• **Required work**: Your answer should consist of each line from the data below that contains "icon".

[Data about app and page elements]
-*-

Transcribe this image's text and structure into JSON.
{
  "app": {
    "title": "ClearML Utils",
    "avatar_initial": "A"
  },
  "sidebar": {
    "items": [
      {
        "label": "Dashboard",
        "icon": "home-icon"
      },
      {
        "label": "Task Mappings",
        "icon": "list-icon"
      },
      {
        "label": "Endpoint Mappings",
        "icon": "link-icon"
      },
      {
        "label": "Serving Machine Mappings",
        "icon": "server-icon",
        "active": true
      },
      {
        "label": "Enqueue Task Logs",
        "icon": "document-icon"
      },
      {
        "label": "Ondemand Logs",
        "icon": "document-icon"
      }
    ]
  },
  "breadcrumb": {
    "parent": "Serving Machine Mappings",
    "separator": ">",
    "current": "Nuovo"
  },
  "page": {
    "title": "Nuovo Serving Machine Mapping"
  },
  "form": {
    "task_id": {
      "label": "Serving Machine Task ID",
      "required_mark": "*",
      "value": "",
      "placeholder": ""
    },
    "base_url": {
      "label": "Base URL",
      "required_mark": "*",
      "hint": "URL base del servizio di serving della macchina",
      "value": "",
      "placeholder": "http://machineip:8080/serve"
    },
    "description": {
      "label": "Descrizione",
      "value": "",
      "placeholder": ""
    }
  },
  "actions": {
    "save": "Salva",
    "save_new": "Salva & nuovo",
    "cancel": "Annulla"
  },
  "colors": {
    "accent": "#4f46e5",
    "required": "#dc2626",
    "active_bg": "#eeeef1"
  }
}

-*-

• **Result for this exercise**:
        "icon": "home-icon"
        "icon": "list-icon"
        "icon": "link-icon"
        "icon": "server-icon",
        "icon": "document-icon"
        "icon": "document-icon"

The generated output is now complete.